NAEP Math Grade 4 students with disabilities compared to students without disabilities 2013-2015-2017

MATH GRADE 8  (Click here for state-by-state below basic achievement and state-by-state basic and above achievement and the achievement of students with disabilities by race)

NAEP Math Grade 8 students with disabilities compared to students without disabilities 2013-2015-2017

READING GRADE 4  (Click here for state-by-state below basic achievement and state-by-state basic and above achievement and the achievement of students with disabilities by race)

NAEP Reading Grade 4 students with disabilities compared to students without disabilities 2013-2015-2017.

READING GRADE 8  (Click here for state-by-state below basic achievement and state-by-state basic and above achievement and the achievement of students with disabilities by race)

NAEP Reading Grade 8 students with disabilities compared to students without disabilities 2013-2015-2017

Source: https://www.nationsreportcard.gov/

Graduation Rate Gaps :: 2015-2016

Friday, December 8th, 2017

Below is the graduation GAP between all students and students with disabilities by state for the 2015-2016 school year.
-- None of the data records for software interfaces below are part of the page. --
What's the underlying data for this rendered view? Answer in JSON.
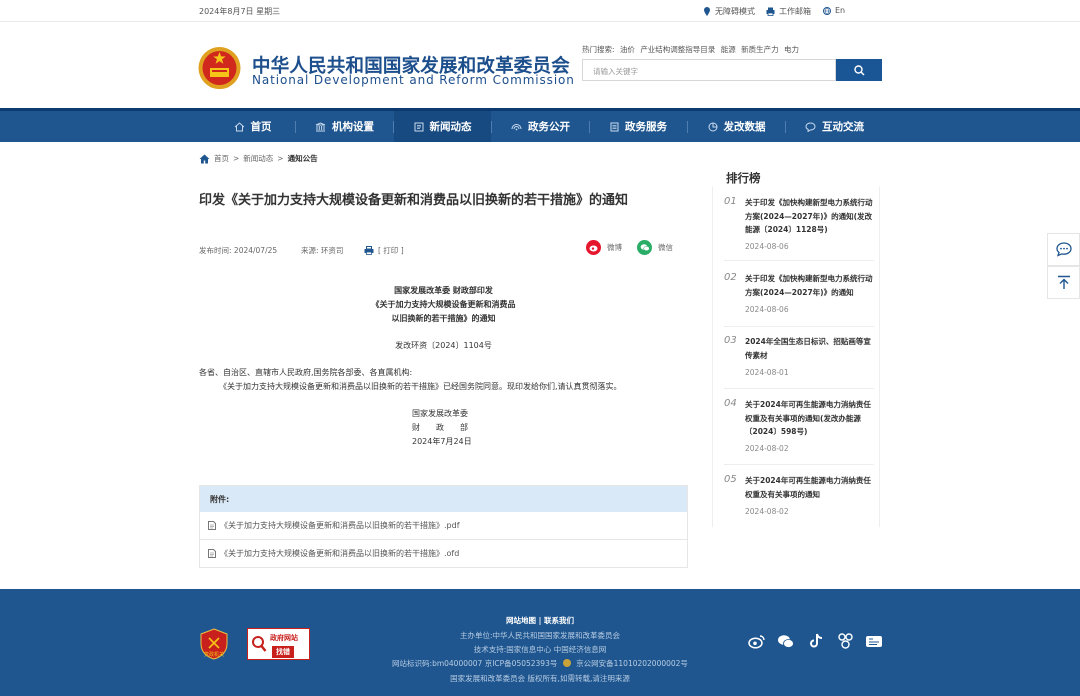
{
  "topbar": {
    "date": "2024年8月7日 星期三",
    "accessible": "无障碍模式",
    "work_portal": "工作邮箱",
    "lang": "En"
  },
  "header": {
    "cn_title": "中华人民共和国国家发展和改革委员会",
    "en_title": "National Development and Reform Commission",
    "hot_search_label": "热门搜索:",
    "hot_search": [
      "油价",
      "产业结构调整指导目录",
      "能源",
      "新质生产力",
      "电力"
    ],
    "search_placeholder": "请输入关键字"
  },
  "nav": {
    "items": [
      {
        "label": "首页",
        "icon": "home-icon"
      },
      {
        "label": "机构设置",
        "icon": "building-icon"
      },
      {
        "label": "新闻动态",
        "icon": "news-icon"
      },
      {
        "label": "政务公开",
        "icon": "broadcast-icon"
      },
      {
        "label": "政务服务",
        "icon": "document-icon"
      },
      {
        "label": "发改数据",
        "icon": "chart-pie-icon"
      },
      {
        "label": "互动交流",
        "icon": "chat-icon"
      }
    ],
    "active": "新闻动态"
  },
  "breadcrumb": {
    "home": "首页",
    "news": "新闻动态",
    "current": "通知公告",
    "sep": ">"
  },
  "article": {
    "title": "印发《关于加力支持大规模设备更新和消费品以旧换新的若干措施》的通知",
    "publish_label": "发布时间:",
    "publish_date": "2024/07/25",
    "source_label": "来源:",
    "source": "环资司",
    "print": "[ 打印 ]",
    "share_weibo": "微博",
    "share_wechat": "微信",
    "issuers": "国家发展改革委 财政部印发",
    "doc_title_1": "《关于加力支持大规模设备更新和消费品",
    "doc_title_2": "以旧换新的若干措施》的通知",
    "doc_no": "发改环资〔2024〕1104号",
    "addressee": "各省、自治区、直辖市人民政府,国务院各部委、各直属机构:",
    "para": "《关于加力支持大规模设备更新和消费品以旧换新的若干措施》已经国务院同意。现印发给你们,请认真贯彻落实。",
    "sign_1": "国家发展改革委",
    "sign_2": "财　　政　　部",
    "sign_date": "2024年7月24日"
  },
  "attachments": {
    "label": "附件:",
    "items": [
      "《关于加力支持大规模设备更新和消费品以旧换新的若干措施》.pdf",
      "《关于加力支持大规模设备更新和消费品以旧换新的若干措施》.ofd"
    ]
  },
  "ranking": {
    "title": "排行榜",
    "items": [
      {
        "num": "01",
        "text": "关于印发《加快构建新型电力系统行动方案(2024—2027年)》的通知(发改能源〔2024〕1128号)",
        "date": "2024-08-06"
      },
      {
        "num": "02",
        "text": "关于印发《加快构建新型电力系统行动方案(2024—2027年)》的通知",
        "date": "2024-08-06"
      },
      {
        "num": "03",
        "text": "2024年全国生态日标识、招贴画等宣传素材",
        "date": "2024-08-01"
      },
      {
        "num": "04",
        "text": "关于2024年可再生能源电力消纳责任权重及有关事项的通知(发改办能源〔2024〕598号)",
        "date": "2024-08-02"
      },
      {
        "num": "05",
        "text": "关于2024年可再生能源电力消纳责任权重及有关事项的通知",
        "date": "2024-08-02"
      }
    ]
  },
  "footer": {
    "links": "网站地图 | 联系我们",
    "sponsor": "主办单位:中华人民共和国国家发展和改革委员会",
    "support": "技术支持:国家信息中心 中国经济信息网",
    "record": "网站标识码:bm04000007 京ICP备05052393号",
    "police": "京公网安备11010202000002号",
    "copyright": "国家发展和改革委员会 版权所有,如需转载,请注明来源",
    "gov_badge_1": "政府网站",
    "gov_badge_2": "找错",
    "party_badge": "党政机关"
  },
  "colors": {
    "primary": "#1f568f",
    "title_blue": "#1d4f8c",
    "attach_bg": "#d9e9f8"
  }
}
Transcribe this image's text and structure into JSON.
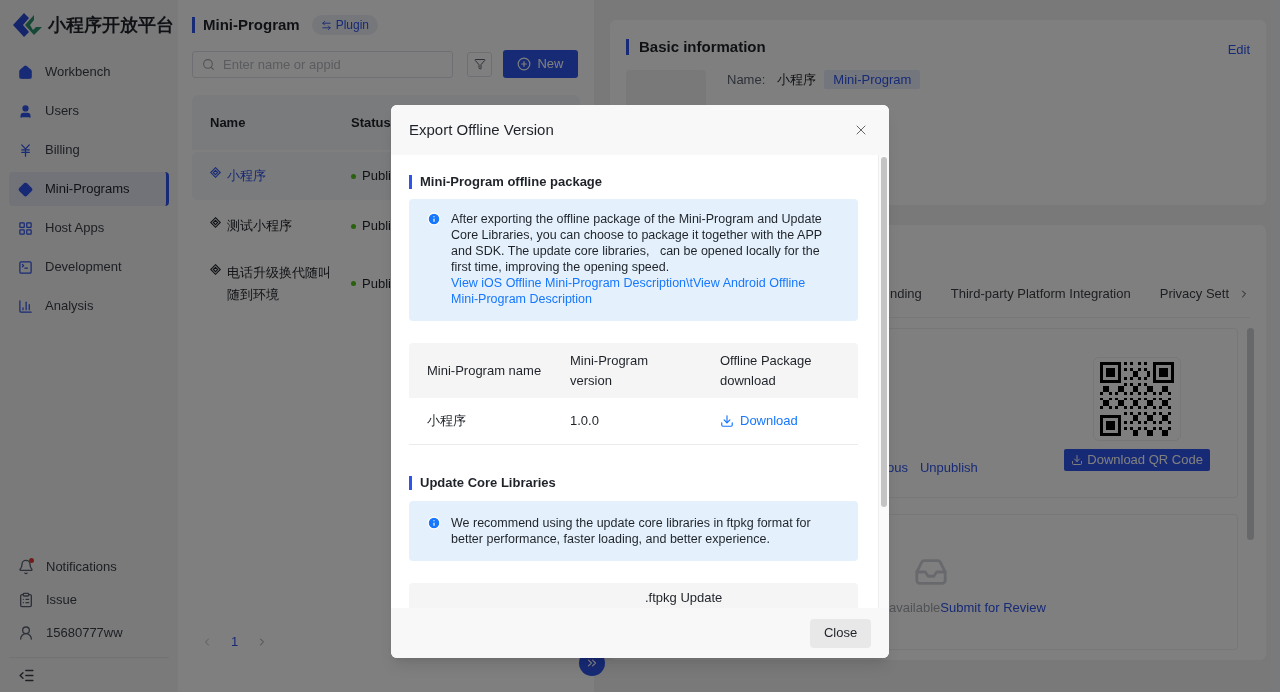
{
  "brand": {
    "name": "小程序开放平台"
  },
  "sidebar": {
    "items": [
      {
        "label": "Workbench",
        "selected": false
      },
      {
        "label": "Users",
        "selected": false
      },
      {
        "label": "Billing",
        "selected": false
      },
      {
        "label": "Mini-Programs",
        "selected": true
      },
      {
        "label": "Host Apps",
        "selected": false
      },
      {
        "label": "Development",
        "selected": false
      },
      {
        "label": "Analysis",
        "selected": false
      }
    ],
    "footer_items": [
      {
        "label": "Notifications",
        "badge": true
      },
      {
        "label": "Issue",
        "badge": false
      },
      {
        "label": "15680777ww",
        "badge": false
      }
    ]
  },
  "list_panel": {
    "title": "Mini-Program",
    "switch_label": "Plugin",
    "search": {
      "placeholder": "Enter name or appid"
    },
    "new_button": "New",
    "columns": [
      "Name",
      "Status"
    ],
    "rows": [
      {
        "name": "小程序",
        "status": "Publi",
        "color": "#29620d",
        "selected": true
      },
      {
        "name": "测试小程序",
        "status": "Publi",
        "color": "#29620d",
        "selected": false
      },
      {
        "name": "电话升级换代随叫随到环境",
        "status": "Publi",
        "color": "#29620d",
        "selected": false
      }
    ],
    "pagination": {
      "pages": [
        {
          "label": "1",
          "selected": true
        }
      ]
    }
  },
  "detail": {
    "basic_info": {
      "title": "Basic information",
      "edit": "Edit",
      "name_label": "Name:",
      "name": "小程序",
      "type_tag": "Mini-Program"
    },
    "tabs": [
      {
        "label": "nding",
        "selected": false
      },
      {
        "label": "Third-party Platform Integration",
        "selected": false
      },
      {
        "label": "Privacy Sett",
        "selected": false
      }
    ],
    "version_card": {
      "actions": [
        "ous",
        "Unpublish"
      ],
      "qr_button": "Download QR Code"
    },
    "review_card": {
      "status": "available",
      "action": "Submit for Review"
    }
  },
  "dialog": {
    "title": "Export Offline Version",
    "sections": [
      {
        "title": "Mini-Program offline package",
        "notice": "After exporting the offline package of the Mini-Program and Update Core Libraries, you can choose to package it together with the APP and SDK. The update core libraries,   can be opened locally for the first time, improving the opening speed.",
        "notice_link": "View iOS Offline Mini-Program Description\\tView Android Offline Mini-Program Description",
        "table": {
          "columns": [
            "Mini-Program name",
            "Mini-Program version",
            "Offline Package download"
          ],
          "rows": [
            {
              "name": "小程序",
              "version": "1.0.0",
              "action": "Download"
            }
          ]
        }
      },
      {
        "title": "Update Core Libraries",
        "notice": "We recommend using the update core libraries in ftpkg format for better performance, faster loading, and better experience.",
        "table": {
          "header": {
            "column_2": ".ftpkg Update"
          }
        }
      }
    ],
    "close_button": "Close"
  }
}
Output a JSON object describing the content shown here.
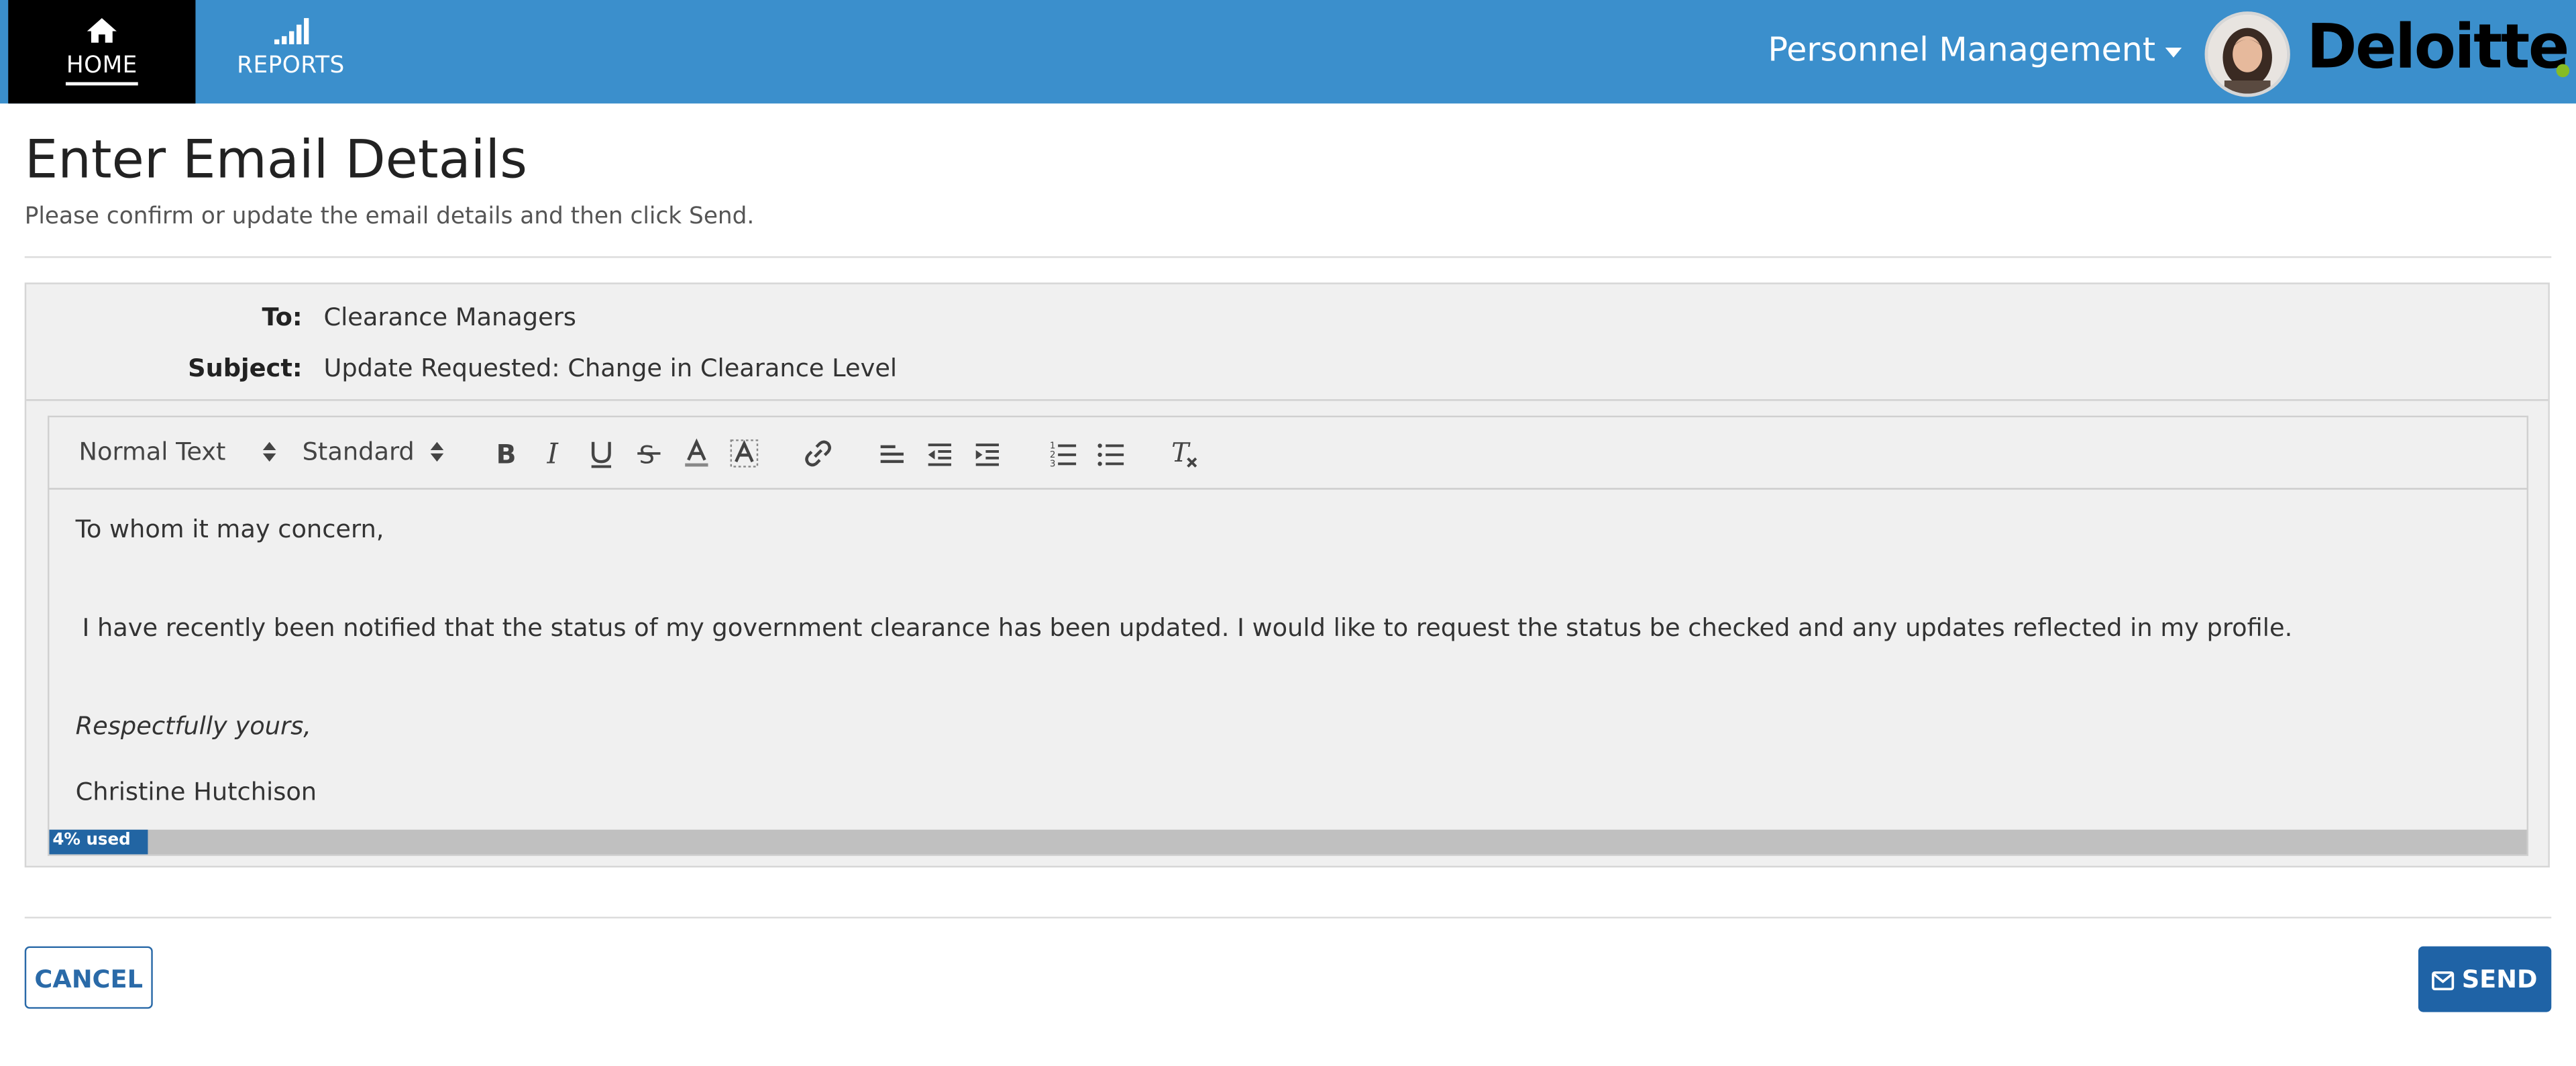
{
  "nav": {
    "tabs": [
      {
        "label": "HOME",
        "icon": "home-icon",
        "active": true
      },
      {
        "label": "REPORTS",
        "icon": "signal-bars-icon",
        "active": false
      }
    ],
    "app_switcher": "Personnel Management",
    "brand": "Deloitte",
    "brand_accent": "#86bc25",
    "bar_color": "#3b8fcc"
  },
  "page": {
    "title": "Enter Email Details",
    "subtitle": "Please confirm or update the email details and then click Send."
  },
  "email": {
    "to_label": "To:",
    "to_value": "Clearance Managers",
    "subject_label": "Subject:",
    "subject_value": "Update Requested: Change in Clearance Level"
  },
  "toolbar": {
    "format_select": "Normal Text",
    "font_select": "Standard",
    "buttons": [
      "bold-icon",
      "italic-icon",
      "underline-icon",
      "strikethrough-icon",
      "text-color-icon",
      "highlight-icon",
      "link-icon",
      "align-left-icon",
      "outdent-icon",
      "indent-icon",
      "ordered-list-icon",
      "bullet-list-icon",
      "clear-format-icon"
    ]
  },
  "body": {
    "greeting": "To whom it may concern,",
    "paragraph": "I have recently been notified that the status of my government clearance has been updated. I would like to request the status be checked and any updates reflected in my profile.",
    "closing": "Respectfully yours,",
    "signature": "Christine Hutchison"
  },
  "usage": {
    "label": "4% used",
    "percent": 4
  },
  "actions": {
    "cancel_label": "CANCEL",
    "send_label": "SEND"
  }
}
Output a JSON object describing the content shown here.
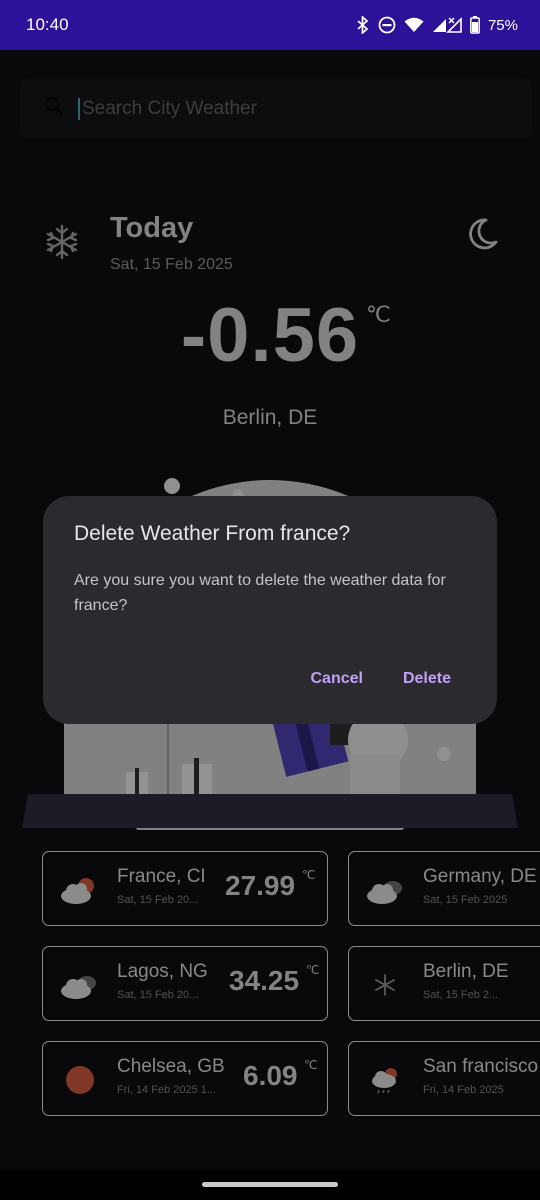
{
  "status_bar": {
    "time": "10:40",
    "battery": "75%"
  },
  "search": {
    "placeholder": "Search City Weather",
    "value": ""
  },
  "today": {
    "title": "Today",
    "date": "Sat, 15 Feb 2025",
    "temperature": "-0.56",
    "unit": "℃",
    "city": "Berlin, DE",
    "icon": "snowflake-icon",
    "theme_toggle_icon": "moon-icon"
  },
  "dialog": {
    "title": "Delete Weather From france?",
    "message": "Are you sure you want to delete the weather data for france?",
    "cancel_label": "Cancel",
    "delete_label": "Delete",
    "accent_color": "#c3a0f7"
  },
  "cards": [
    {
      "city": "France, CI",
      "date": "Sat, 15 Feb 20...",
      "temp": "27.99",
      "unit": "℃",
      "icon": "cloud-sun-icon"
    },
    {
      "city": "Germany, DE",
      "date": "Sat, 15 Feb 2025",
      "temp": "",
      "unit": "",
      "icon": "cloudy-icon"
    },
    {
      "city": "Lagos, NG",
      "date": "Sat, 15 Feb 20...",
      "temp": "34.25",
      "unit": "℃",
      "icon": "cloudy-icon"
    },
    {
      "city": "Berlin, DE",
      "date": "Sat, 15 Feb 2...",
      "temp": "",
      "unit": "",
      "icon": "snowflake-icon"
    },
    {
      "city": "Chelsea, GB",
      "date": "Fri, 14 Feb 2025 1...",
      "temp": "6.09",
      "unit": "℃",
      "icon": "sun-icon"
    },
    {
      "city": "San francisco",
      "date": "Fri, 14 Feb 2025",
      "temp": "",
      "unit": "",
      "icon": "cloud-rain-sun-icon"
    }
  ]
}
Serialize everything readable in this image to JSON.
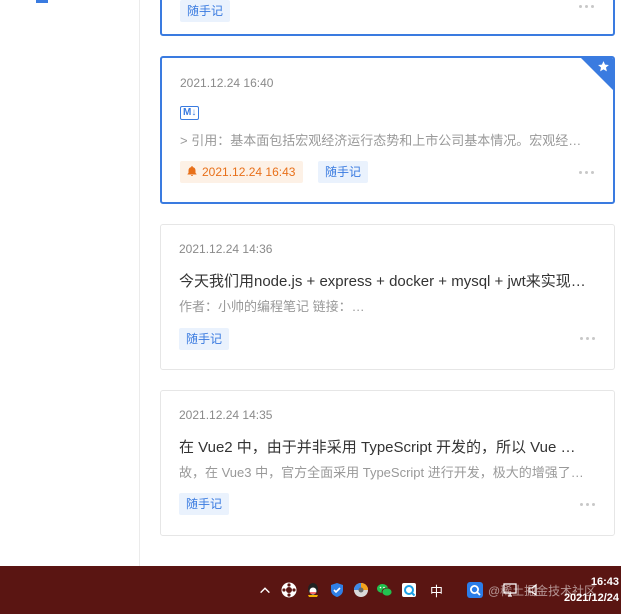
{
  "notes": [
    {
      "tag": "随手记"
    },
    {
      "date": "2021.12.24 16:40",
      "badge": "M↓",
      "excerpt": "> 引用：基本面包括宏观经济运行态势和上市公司基本情况。宏观经济运行态势反映出上市公司整体经营业绩",
      "reminder": "2021.12.24 16:43",
      "tag": "随手记"
    },
    {
      "date": "2021.12.24 14:36",
      "title": "今天我们用node.js + express + docker + mysql + jwt来实现一个完整的项目",
      "excerpt": "作者：小帅的编程笔记 链接：…",
      "tag": "随手记"
    },
    {
      "date": "2021.12.24 14:35",
      "title": "在 Vue2 中，由于并非采用 TypeScript 开发的，所以 Vue 的类型推导",
      "excerpt": "故，在 Vue3 中，官方全面采用 TypeScript 进行开发，极大的增强了类型推导能力",
      "tag": "随手记"
    }
  ],
  "taskbar": {
    "ime": "中",
    "watermark": "@稀土掘金技术社区",
    "time": "16:43",
    "date": "2021/12/24"
  },
  "colors": {
    "accent": "#3a7be0",
    "reminder": "#e8701a",
    "taskbar": "#5a1512"
  }
}
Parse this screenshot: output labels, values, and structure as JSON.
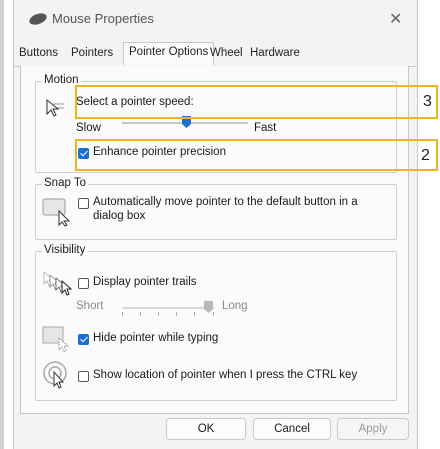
{
  "window": {
    "title": "Mouse Properties"
  },
  "tabs": [
    {
      "label": "Buttons"
    },
    {
      "label": "Pointers"
    },
    {
      "label": "Pointer Options"
    },
    {
      "label": "Wheel"
    },
    {
      "label": "Hardware"
    }
  ],
  "motion": {
    "group_label": "Motion",
    "speed_label": "Select a pointer speed:",
    "slow_label": "Slow",
    "fast_label": "Fast",
    "speed_position": 0.45,
    "precision_label": "Enhance pointer precision",
    "precision_checked": true
  },
  "snap_to": {
    "group_label": "Snap To",
    "option_line1": "Automatically move pointer to the default button in a",
    "option_line2": "dialog box",
    "checked": false
  },
  "visibility": {
    "group_label": "Visibility",
    "trails_label": "Display pointer trails",
    "trails_checked": false,
    "short_label": "Short",
    "long_label": "Long",
    "hide_label": "Hide pointer while typing",
    "hide_checked": true,
    "ctrl_label": "Show location of pointer when I press the CTRL key",
    "ctrl_checked": false
  },
  "buttons": {
    "ok": "OK",
    "cancel": "Cancel",
    "apply": "Apply"
  },
  "callouts": [
    {
      "number": "3"
    },
    {
      "number": "2"
    }
  ],
  "colors": {
    "accent": "#1d6fd1",
    "callout": "#f0b41e"
  }
}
Gaps range from a high of 47 percentage points in Mississippi to a low of 3 percentage points in Arkansas. A recap of the changes in the 4-year ACGR for students with disabilities by state from 2010 to 2015 is available here.

Download this table (PDF).

The complete 2015-2016 Four-Year Adjusted Cohort Graduation Rate (ACGR) is available here.

6 year history of 4-year Adjusted Cohort Graduation Rate for Students with Disabilities

Tuesday, December 5th, 2017

A review of the 4-year Adjusted Cohort Graduation Rate (ACGR) for students with disabilities shows significant variance across states in both the graduation rates and the change over the 6 years for which these data are available. The state-by-state gap between the 4-year ACGR for all students and students with disabilities in 2015 is available here.

Four Year Adjusted Cohort Graduation Rate by State 2010-2015

 

Download the table above (PDF).